An engineering firm will likely study the city’s current situation and determine if a stormwater utility is needed.
“There are stormwater issues we want to address, areas of concern,” Mayor Denny Spinner said. “We want to have a firm create a stormwater capital improvement plan that looks at those needs over the next five to 10 years.”
Currently, the city street department incorporates stormwater maintenance into its street work. But officials have noticed more and more stormwater issues that may need to be handled by a separate utility instead of trying to add the additional work to the street department.
Spinner mentioned as an example that a lot of the improvements done on Washington Street last year included needed stormwater improvements. And other projects in the works now are looking at stormwater needs.
“Part of the cost of Market Street and Fourth Street is for making improvements to the stormwater system,” he said.
The study will determine if that work needs to be more extensive.
Spinner stressed that it’s not yet been decided if a water ultility will be established or if the city will be implementing a stormwater fee.
“This give the (city) council the data needed to make an educated decision,” Spinner said.
At the Huntingburg Common Council’s meeting Tuesday night, three proposals were opened from companies interested in providing engineering services for the project. Those are Columbus-based Strand Associates at $45,000, Indianapolis-based MS Consultants at $48,000, and Loogootee-based Commonwealth Engineers at $52,200.
A committee will review the three and grade them on a series of criteria, Spinner told the council. The committee will recommend a firm to the city council at a future meeting.
The thought about stormwater services has been simmering since 2010, when the state started requiring that municipalities with a population of 10,000 people or more provide stormwater services.
Huntingburg, with a population in the 7,000s, is not in that category yet.
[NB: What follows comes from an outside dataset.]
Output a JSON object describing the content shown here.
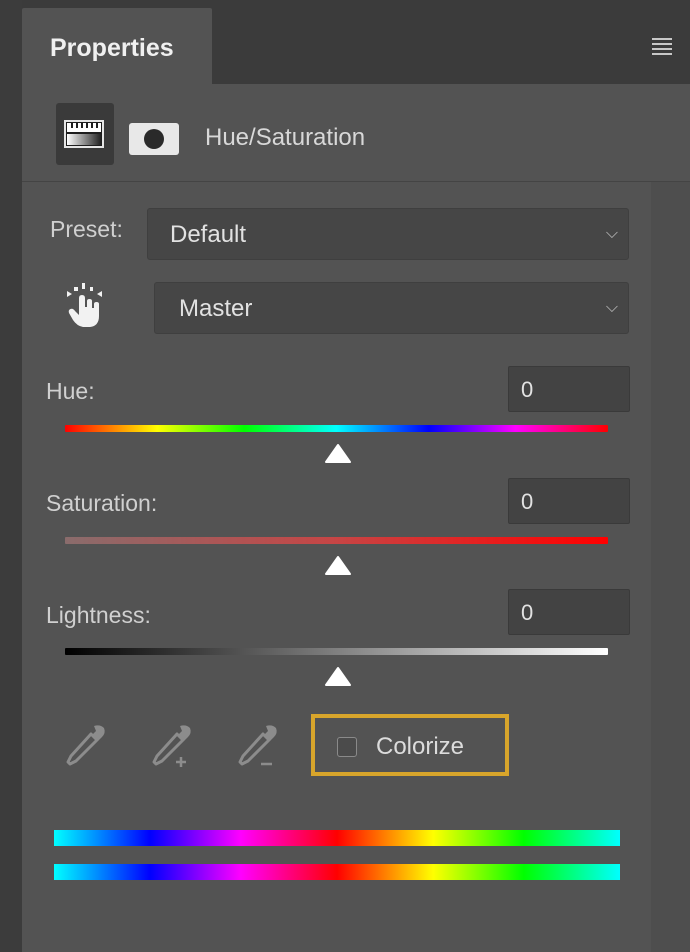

But that could happen in the future as the population grows, especially since there has been talk at the state level of decreasing that population threshhold.
City officials are also looking at financial factors.
“We want to see what the cost will be to the resident and the cost to the city,” Spinner said.
The committee studying the proposals — Councilman Kerry Blessinger, Josh Morrison with the city plan commission, Street Superintendent Jason Stamm and Spinner — will meet next week to review the proposals.